Friday, July 30, 2010

Mommy - what's that?

Not long ago Ford and I were reading a book together when he pointed and asked, as he often does, "what's that?". I looked and saw that he was pointing to . . . a traffic light. Yes, my little boy was wondering what that strange thing with multicolored lights in the street with all the cars and trucks might be!

I think back to our life before we left the States and I can count 3 traffic lights between our house and the grocery store, 5 between our house and preschool and probably 15 between our house and church (aaalll the way down 280). We were out and about in our car most days and since we lived in a modern American city we encountered many traffic lights as most Americans do. But now we live in non-urban Kenya where I drive a couple times a week around our small town. The kids sit in my lap, or in the front seat or in the way back totally unrestrained (my friends aren't believing the car seat fanatic would let her children ride around utterly unrestrained but, well, this is Africa). At least I don't let them drive motorcycles or ride on the TOP of my car like other missionary kids around here. So my son has no idea what a traffic light is. I tried to explain it but you really need to see them in action to understand.

So while we were in and around Nairobi last week I made sure to find some traffic lights! There are some in the "City Centre" that I remembered seeing and we were headed down there to visit the immigration office. It is a bit confusing though because most of the traffic lights are at roundabouts (those things we formerly called traffic circles) which, in our mind, totally defeats the purpose of a roundabout which is to keep traffic moving. So you have a roundabout with traffic lights at each entrance which is just a total mess!

Anyway, the first lights we came upon were not working. No surprise there. Ford was just terribly disappointed. The second set of lights was not on either. Now he was starting to thing this whole "red, yellow, green" thing was a sham. We finally find a roundabout where the lights are on but there are policemen directing the traffic and effectively overriding the traffic lights. So as he sits thrilled watching the light and waiting for the turn from red to green so he can shout "GO!" he is once again disappointed as we continue to sit through the "Green is for Go" light so as not to take out a Kenyan police officer and make a suicide leap into traffic in the circle.

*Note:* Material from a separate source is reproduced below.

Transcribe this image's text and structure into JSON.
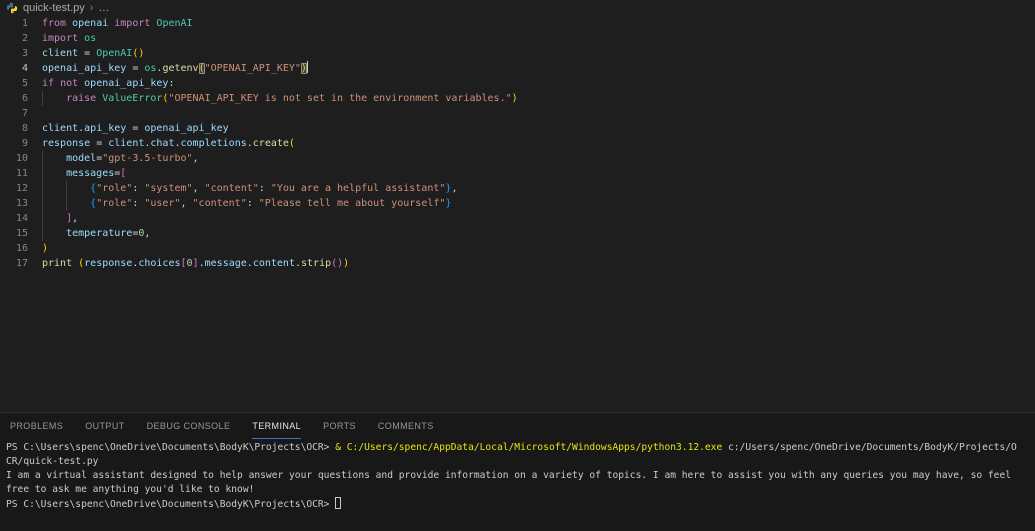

He does get the gist of the whole idea of a traffic light now though. It's funny that cultural things like that kind of creep up on you. What kid in America doesn't know about a traffic light? What kid in Kenya does? Ours are kind of in between so I guess it makes sense that he sort of gets the idea but has never seen the beauty of an actual intersection with traffic lights managing traffic!

Tuesday, July 27, 2010

On the Road

Some of the most interesting sights in Kenya are on the road. Having spent a considerable amount of time in the developing world I don't notice a lot of things now (donkeys causing traffic jams, women carrying things on their heads, people pulling carts, families on motorcycles etc.) However, there are still lots of crazy and interesting things to be seen. Some of the signs are hysterical! I wish I had my camera for the "No Hooting" sign I saw the other day! Hooting as in "to hoot" or "one that hoots" (who is a hooter, I guess) which can be translated into "honking". I decided to keep my camera in my lap yesterday during our 1 hour drive from Nairobi to Kijabe to show some of the interesting sights . . .

Hawkers. These are people who make a living by "hawking" or selling goods to those stuck in some of the miserable traffic jams around Nairobi. It is amazing what can be had . . .

Do you need a ball or toys? Today is your lucky day!

Perhaps some educational posters for your little one?


My favorite hawker sighting was a man carrying a satellite dish. Not kidding.

I thought this sign was funny :) Make mine a double!

This is something that I just can't wrap my mind around. This is how the people cross the HIGHWAY! If they haven't chipped away at the diving wall as shown here they just hop on over wherever they can carrying huge bunches of bananas, 5 liter bottles of milk and small children. Whatever. It is scary.

Need a lift up the hill?

Which lane do we drive in again?? I still try to get in on the wrong side of the car from time to time. I still turn on the wipers when I mean to turn on my turn signal. Driving on the other side isn't too difficult of a transition - the driver is still in the center of the road. Turning feels strange though.

Need a new cowhide?

Roadside rutabega?

This one might not make it up the hill without toppling over.

At the turnoff to Kijabe roasted maize awaits you.

Karibu Kijabe!

Making the news

I am so glad I decided to take the paper three days a week. I am much more in the loop as far as local news goes (since we don't have a tv)and I feel much more in touch with the culture. The articles can be very enlightening too. It is interesting to read Africans' perspective of events. For instance, how put off they were that VP Biden made a visit to Kenya but Obama has "snubbed" his homeland and how they are horrified at the "poverty/slum tourism" industry that has popped up as wealthy westerners make a stop by the slums of Nairobi between safaris to "help" the poor people or just to gawk. I am continually enlightened by some articles and outraged at others for instance those that suggest to Kenyans that they are somehow being cheated by their government because it does not fulfill the "basic responsibilities of government" which is providing housing for it's citizens as "developed countries do". Some things are amazing (such as the obituary for a 115 year old) and some are just sad. Like this one . . .